### Instructions to follow
From the entries below, gather every line containing the string "Voltage".

++++

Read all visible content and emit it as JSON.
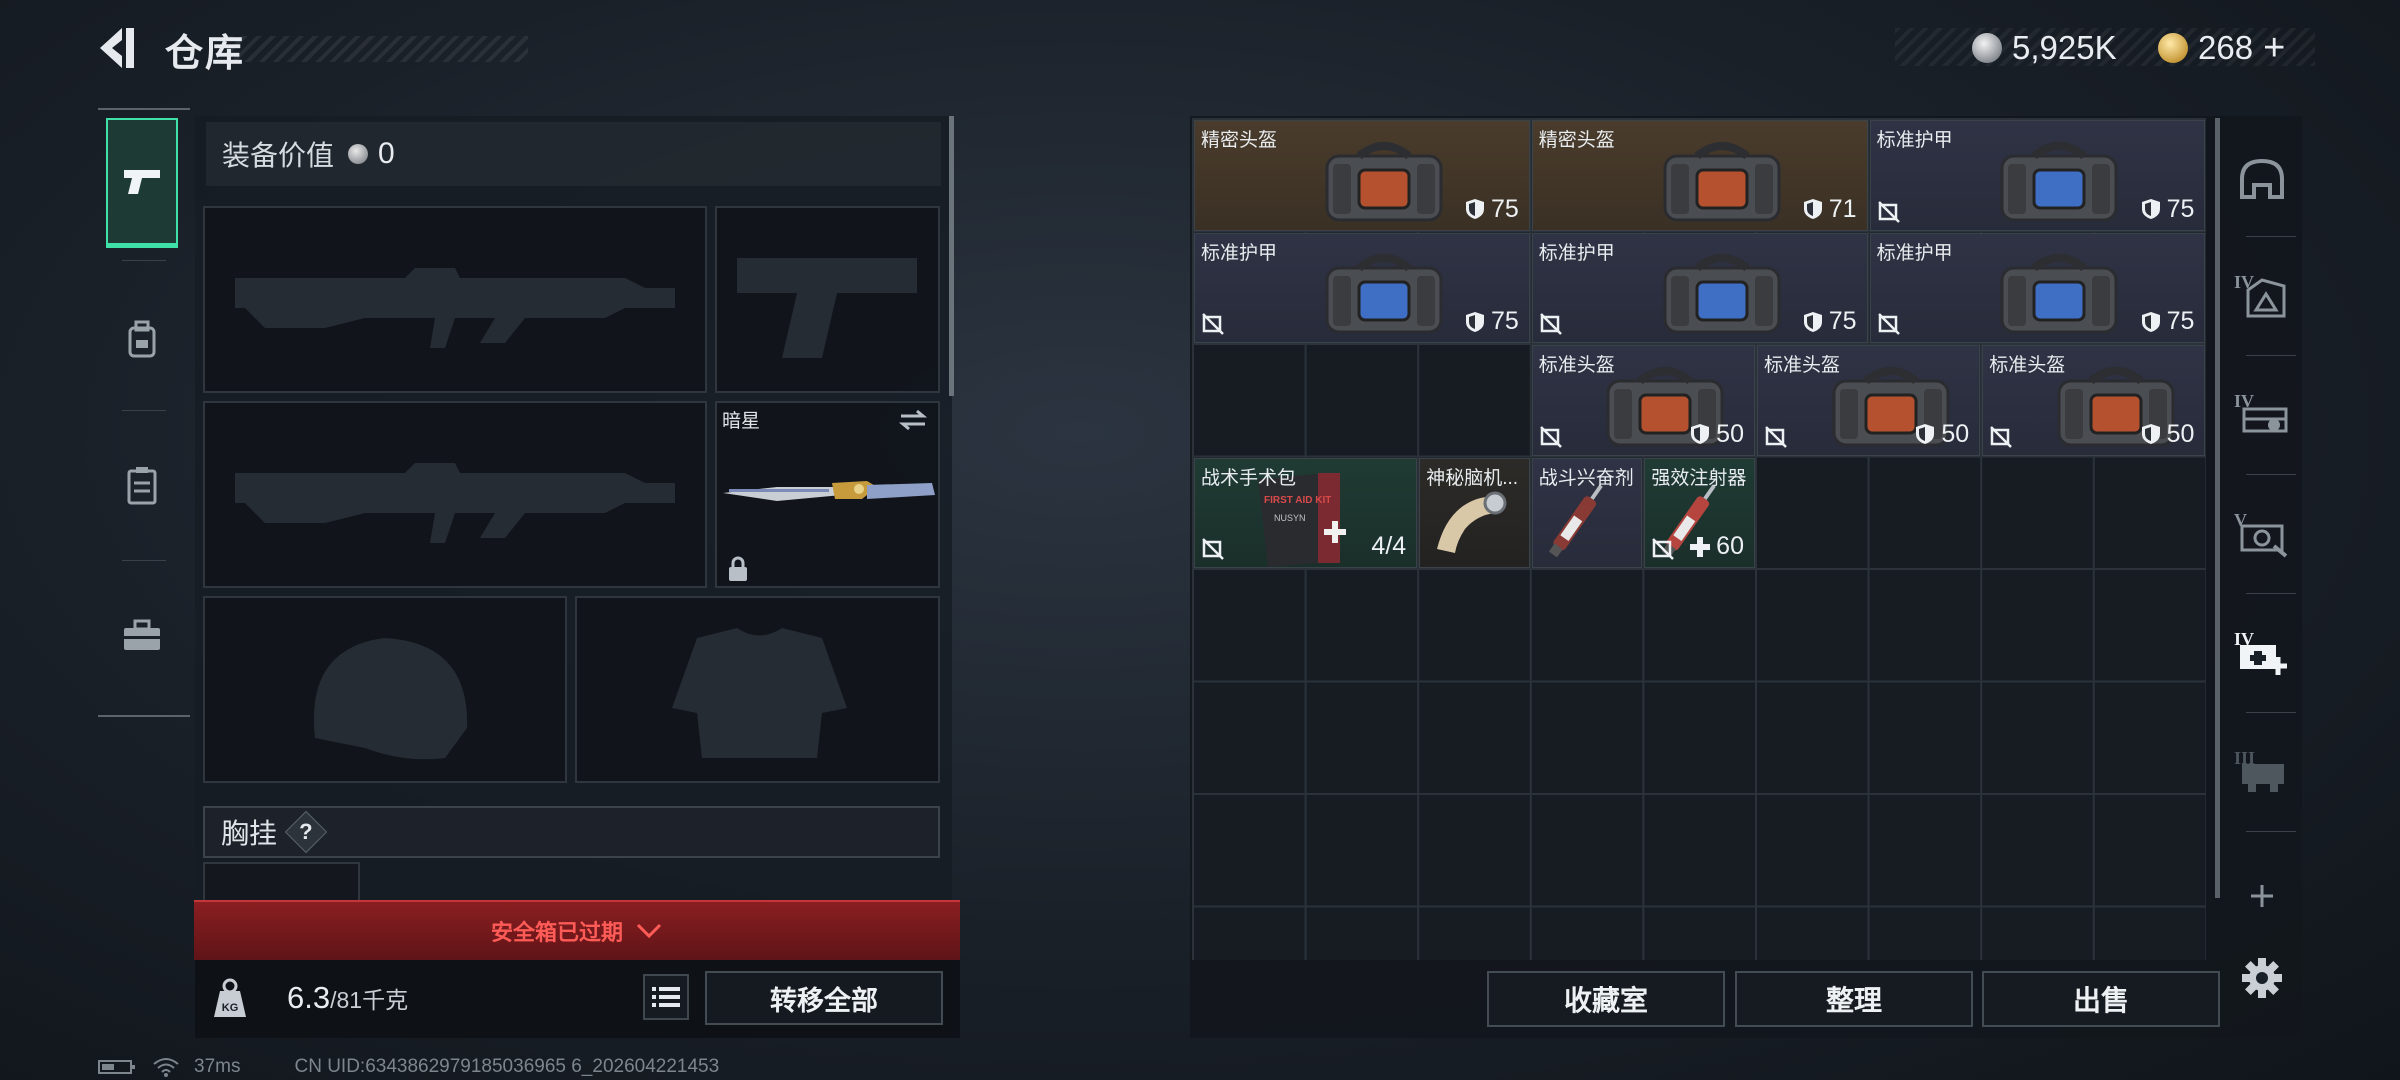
{
  "header": {
    "title": "仓库"
  },
  "currency": {
    "silver": "5,925K",
    "gold": "268",
    "gold_add": "+"
  },
  "sidebar": {
    "categories": [
      {
        "name": "pistol-icon",
        "active": true
      },
      {
        "name": "backpack-icon",
        "active": false
      },
      {
        "name": "vest-icon",
        "active": false
      },
      {
        "name": "toolbox-icon",
        "active": false
      }
    ]
  },
  "equipment": {
    "value_label": "装备价值",
    "value": "0",
    "melee_name": "暗星",
    "chest_label": "胸挂",
    "chest_help": "?",
    "safebox_warning": "安全箱已过期",
    "weight_current": "6.3",
    "weight_max": "/81",
    "weight_unit": "千克",
    "transfer_all": "转移全部"
  },
  "inventory": {
    "items": [
      {
        "name": "精密头盔",
        "durability": "75",
        "style": "brown",
        "type": "helmet"
      },
      {
        "name": "精密头盔",
        "durability": "71",
        "style": "brown",
        "type": "helmet"
      },
      {
        "name": "标准护甲",
        "durability": "75",
        "style": "blue",
        "type": "armor"
      },
      {
        "name": "标准护甲",
        "durability": "75",
        "style": "blue",
        "type": "armor"
      },
      {
        "name": "标准护甲",
        "durability": "75",
        "style": "blue",
        "type": "armor"
      },
      {
        "name": "标准护甲",
        "durability": "75",
        "style": "blue",
        "type": "armor"
      },
      {
        "name": "标准头盔",
        "durability": "50",
        "style": "blue",
        "type": "helmet"
      },
      {
        "name": "标准头盔",
        "durability": "50",
        "style": "blue",
        "type": "helmet"
      },
      {
        "name": "标准头盔",
        "durability": "50",
        "style": "blue",
        "type": "helmet"
      },
      {
        "name": "战术手术包",
        "count": "4/4",
        "style": "green",
        "type": "medkit",
        "kit_text": "FIRST AID KIT",
        "brand": "NUSYN"
      },
      {
        "name": "神秘脑机...",
        "style": "dark",
        "type": "brain"
      },
      {
        "name": "战斗兴奋剂",
        "style": "blue",
        "type": "syringe"
      },
      {
        "name": "强效注射器",
        "count": "60",
        "style": "green",
        "type": "injector"
      }
    ]
  },
  "actions": {
    "collection": "收藏室",
    "organize": "整理",
    "sell": "出售"
  },
  "right_filters": [
    "helmet-filter-icon",
    "armor-filter-icon",
    "rig-filter-icon",
    "gear-filter-icon",
    "medical-filter-icon",
    "bag-filter-icon",
    "add-icon",
    "settings-icon"
  ],
  "status": {
    "ping": "37ms",
    "uid": "CN UID:6343862979185036965 6_202604221453"
  }
}
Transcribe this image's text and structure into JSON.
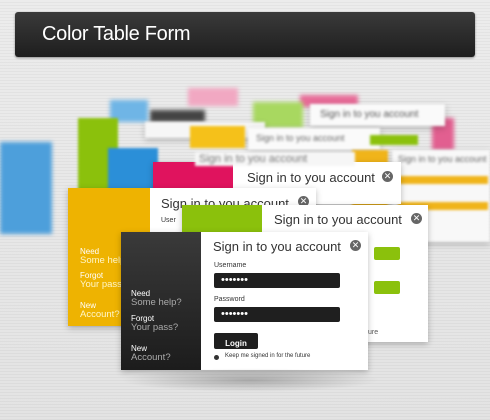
{
  "header": {
    "title": "Color Table Form"
  },
  "form": {
    "title": "Sign in to you account",
    "username_label": "Username",
    "username_value": "•••••••",
    "password_label": "Password",
    "password_value": "•••••••",
    "login_label": "Login",
    "remember_label": "Keep me signed in for the future",
    "links": [
      {
        "top": "Need",
        "bottom": "Some help?"
      },
      {
        "top": "Forgot",
        "bottom": "Your pass?"
      },
      {
        "top": "New",
        "bottom": "Account?"
      }
    ]
  },
  "stack": {
    "title": "Sign in to you account",
    "future_fragment": "ure",
    "yellow_links": [
      {
        "top": "Need",
        "bottom": "Some help"
      },
      {
        "top": "Forgot",
        "bottom": "Your pass"
      },
      {
        "top": "New",
        "bottom": "Account?"
      }
    ],
    "user_fragment": "User"
  },
  "colors": {
    "dark": "#222222",
    "yellow": "#eeb301",
    "green": "#8bc10c",
    "pink": "#e0135e",
    "blue": "#2b8fd8"
  }
}
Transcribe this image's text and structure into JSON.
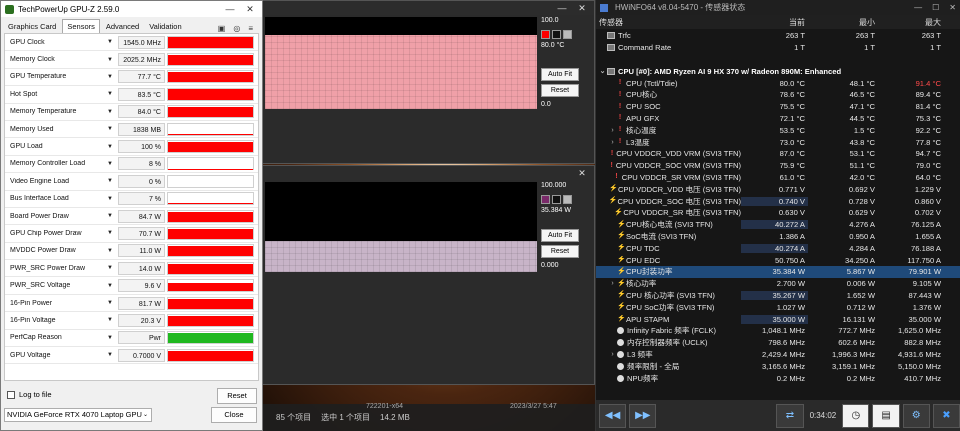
{
  "gpuz": {
    "title": "TechPowerUp GPU-Z 2.59.0",
    "tabs": [
      "Graphics Card",
      "Sensors",
      "Advanced",
      "Validation"
    ],
    "sensors": [
      {
        "name": "GPU Clock",
        "value": "1545.0 MHz",
        "level": 0.95,
        "color": "#ff0000"
      },
      {
        "name": "Memory Clock",
        "value": "2025.2 MHz",
        "level": 0.95,
        "color": "#ff0000"
      },
      {
        "name": "GPU Temperature",
        "value": "77.7 °C",
        "level": 0.95,
        "color": "#ff0000"
      },
      {
        "name": "Hot Spot",
        "value": "83.5 °C",
        "level": 0.95,
        "color": "#ff0000"
      },
      {
        "name": "Memory Temperature",
        "value": "84.0 °C",
        "level": 0.95,
        "color": "#ff0000"
      },
      {
        "name": "Memory Used",
        "value": "1838 MB",
        "level": 0.1,
        "color": "#ff0000"
      },
      {
        "name": "GPU Load",
        "value": "100 %",
        "level": 0.95,
        "color": "#ff0000"
      },
      {
        "name": "Memory Controller Load",
        "value": "8 %",
        "level": 0.08,
        "color": "#ff0000"
      },
      {
        "name": "Video Engine Load",
        "value": "0 %",
        "level": 0.0,
        "color": "#ff0000"
      },
      {
        "name": "Bus Interface Load",
        "value": "7 %",
        "level": 0.07,
        "color": "#ff0000"
      },
      {
        "name": "Board Power Draw",
        "value": "84.7 W",
        "level": 0.9,
        "color": "#ff0000"
      },
      {
        "name": "GPU Chip Power Draw",
        "value": "70.7 W",
        "level": 0.9,
        "color": "#ff0000"
      },
      {
        "name": "MVDDC Power Draw",
        "value": "11.0 W",
        "level": 0.9,
        "color": "#ff0000"
      },
      {
        "name": "PWR_SRC Power Draw",
        "value": "14.0 W",
        "level": 0.9,
        "color": "#ff0000"
      },
      {
        "name": "PWR_SRC Voltage",
        "value": "9.6 V",
        "level": 0.75,
        "color": "#ff0000"
      },
      {
        "name": "16-Pin Power",
        "value": "81.7 W",
        "level": 0.9,
        "color": "#ff0000"
      },
      {
        "name": "16-Pin Voltage",
        "value": "20.3 V",
        "level": 0.9,
        "color": "#ff0000"
      },
      {
        "name": "PerfCap Reason",
        "value": "Pwr",
        "level": 0.95,
        "color": "#1fb81f"
      },
      {
        "name": "GPU Voltage",
        "value": "0.7000 V",
        "level": 0.9,
        "color": "#ff0000"
      }
    ],
    "log_to_file": "Log to file",
    "reset": "Reset",
    "gpu_select": "NVIDIA GeForce RTX 4070 Laptop GPU",
    "close": "Close"
  },
  "graph1": {
    "max_label": "100.0",
    "cur_label": "80.0 °C",
    "min_label": "0.0",
    "auto_fit": "Auto Fit",
    "reset": "Reset",
    "fill_color": "#f0a0a8",
    "level": 0.8
  },
  "graph2": {
    "max_label": "100.000",
    "cur_label": "35.384 W",
    "min_label": "0.000",
    "auto_fit": "Auto Fit",
    "reset": "Reset",
    "fill_color": "#c8b4c8",
    "level": 0.35
  },
  "explorer": {
    "item_count": "85 个项目",
    "selection": "选中 1 个项目",
    "size": "14.2 MB",
    "filename": "722201-x64",
    "date": "2023/3/27 5:47"
  },
  "hwinfo": {
    "title": "HWiNFO64 v8.04-5470 - 传感器状态",
    "col_sensor": "传感器",
    "col_current": "当前",
    "col_min": "最小",
    "col_max": "最大",
    "rows": [
      {
        "icon": "chip",
        "exp": "",
        "indent": 0,
        "name": "Trfc",
        "cur": "263 T",
        "min": "263 T",
        "max": "263 T"
      },
      {
        "icon": "chip",
        "exp": "",
        "indent": 0,
        "name": "Command Rate",
        "cur": "1 T",
        "min": "1 T",
        "max": "1 T"
      },
      {
        "icon": "",
        "exp": "",
        "indent": 0,
        "name": "",
        "cur": "",
        "min": "",
        "max": ""
      },
      {
        "icon": "chip",
        "exp": "v",
        "indent": 0,
        "name": "CPU [#0]: AMD Ryzen AI 9 HX 370 w/ Radeon 890M: Enhanced",
        "cur": "",
        "min": "",
        "max": "",
        "group": true
      },
      {
        "icon": "temp",
        "exp": "",
        "indent": 1,
        "name": "CPU (Tctl/Tdie)",
        "cur": "80.0 °C",
        "min": "48.1 °C",
        "max": "91.4 °C",
        "maxred": true
      },
      {
        "icon": "temp",
        "exp": "",
        "indent": 1,
        "name": "CPU核心",
        "cur": "78.6 °C",
        "min": "46.5 °C",
        "max": "89.4 °C"
      },
      {
        "icon": "temp",
        "exp": "",
        "indent": 1,
        "name": "CPU SOC",
        "cur": "75.5 °C",
        "min": "47.1 °C",
        "max": "81.4 °C"
      },
      {
        "icon": "temp",
        "exp": "",
        "indent": 1,
        "name": "APU GFX",
        "cur": "72.1 °C",
        "min": "44.5 °C",
        "max": "75.3 °C"
      },
      {
        "icon": "temp",
        "exp": ">",
        "indent": 1,
        "name": "核心温度",
        "cur": "53.5 °C",
        "min": "1.5 °C",
        "max": "92.2 °C"
      },
      {
        "icon": "temp",
        "exp": ">",
        "indent": 1,
        "name": "L3温度",
        "cur": "73.0 °C",
        "min": "43.8 °C",
        "max": "77.8 °C"
      },
      {
        "icon": "temp",
        "exp": "",
        "indent": 1,
        "name": "CPU VDDCR_VDD VRM (SVI3 TFN)",
        "cur": "87.0 °C",
        "min": "53.1 °C",
        "max": "94.7 °C"
      },
      {
        "icon": "temp",
        "exp": "",
        "indent": 1,
        "name": "CPU VDDCR_SOC VRM (SVI3 TFN)",
        "cur": "75.9 °C",
        "min": "51.1 °C",
        "max": "79.0 °C"
      },
      {
        "icon": "temp",
        "exp": "",
        "indent": 1,
        "name": "CPU VDDCR_SR VRM (SVI3 TFN)",
        "cur": "61.0 °C",
        "min": "42.0 °C",
        "max": "64.0 °C"
      },
      {
        "icon": "volt",
        "exp": "",
        "indent": 1,
        "name": "CPU VDDCR_VDD 电压 (SVI3 TFN)",
        "cur": "0.771 V",
        "min": "0.692 V",
        "max": "1.229 V"
      },
      {
        "icon": "volt",
        "exp": "",
        "indent": 1,
        "name": "CPU VDDCR_SOC 电压 (SVI3 TFN)",
        "cur": "0.740 V",
        "min": "0.728 V",
        "max": "0.860 V",
        "shade": true
      },
      {
        "icon": "volt",
        "exp": "",
        "indent": 1,
        "name": "CPU VDDCR_SR 电压 (SVI3 TFN)",
        "cur": "0.630 V",
        "min": "0.629 V",
        "max": "0.702 V"
      },
      {
        "icon": "volt",
        "exp": "",
        "indent": 1,
        "name": "CPU核心电流 (SVI3 TFN)",
        "cur": "40.272 A",
        "min": "4.276 A",
        "max": "76.125 A",
        "shade": true
      },
      {
        "icon": "volt",
        "exp": "",
        "indent": 1,
        "name": "SoC电流 (SVI3 TFN)",
        "cur": "1.386 A",
        "min": "0.950 A",
        "max": "1.655 A"
      },
      {
        "icon": "volt",
        "exp": "",
        "indent": 1,
        "name": "CPU TDC",
        "cur": "40.274 A",
        "min": "4.284 A",
        "max": "76.188 A",
        "shade": true
      },
      {
        "icon": "volt",
        "exp": "",
        "indent": 1,
        "name": "CPU EDC",
        "cur": "50.750 A",
        "min": "34.250 A",
        "max": "117.750 A"
      },
      {
        "icon": "volt",
        "exp": "",
        "indent": 1,
        "name": "CPU封装功率",
        "cur": "35.384 W",
        "min": "5.867 W",
        "max": "79.901 W",
        "sel": true
      },
      {
        "icon": "volt",
        "exp": ">",
        "indent": 1,
        "name": "核心功率",
        "cur": "2.700 W",
        "min": "0.006 W",
        "max": "9.105 W"
      },
      {
        "icon": "volt",
        "exp": "",
        "indent": 1,
        "name": "CPU 核心功率 (SVI3 TFN)",
        "cur": "35.267 W",
        "min": "1.652 W",
        "max": "87.443 W",
        "shade": true
      },
      {
        "icon": "volt",
        "exp": "",
        "indent": 1,
        "name": "CPU SoC功率 (SVI3 TFN)",
        "cur": "1.027 W",
        "min": "0.712 W",
        "max": "1.376 W"
      },
      {
        "icon": "volt",
        "exp": "",
        "indent": 1,
        "name": "APU STAPM",
        "cur": "35.000 W",
        "min": "16.131 W",
        "max": "35.000 W",
        "shade": true
      },
      {
        "icon": "clock",
        "exp": "",
        "indent": 1,
        "name": "Infinity Fabric 频率 (FCLK)",
        "cur": "1,048.1 MHz",
        "min": "772.7 MHz",
        "max": "1,625.0 MHz"
      },
      {
        "icon": "clock",
        "exp": "",
        "indent": 1,
        "name": "内存控制器频率 (UCLK)",
        "cur": "798.6 MHz",
        "min": "602.6 MHz",
        "max": "882.8 MHz"
      },
      {
        "icon": "clock",
        "exp": ">",
        "indent": 1,
        "name": "L3 频率",
        "cur": "2,429.4 MHz",
        "min": "1,996.3 MHz",
        "max": "4,931.6 MHz"
      },
      {
        "icon": "clock",
        "exp": "",
        "indent": 1,
        "name": "频率限制 - 全局",
        "cur": "3,165.6 MHz",
        "min": "3,159.1 MHz",
        "max": "5,150.0 MHz"
      },
      {
        "icon": "clock",
        "exp": "",
        "indent": 1,
        "name": "NPU频率",
        "cur": "0.2 MHz",
        "min": "0.2 MHz",
        "max": "410.7 MHz"
      }
    ],
    "timer": "0:34:02",
    "nav_left": "◀◀",
    "nav_right": "▶▶"
  }
}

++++

### Output of the task
        "name": "PWR_SRC Voltage",
        "name": "16-Pin Voltage",
        "name": "GPU Voltage",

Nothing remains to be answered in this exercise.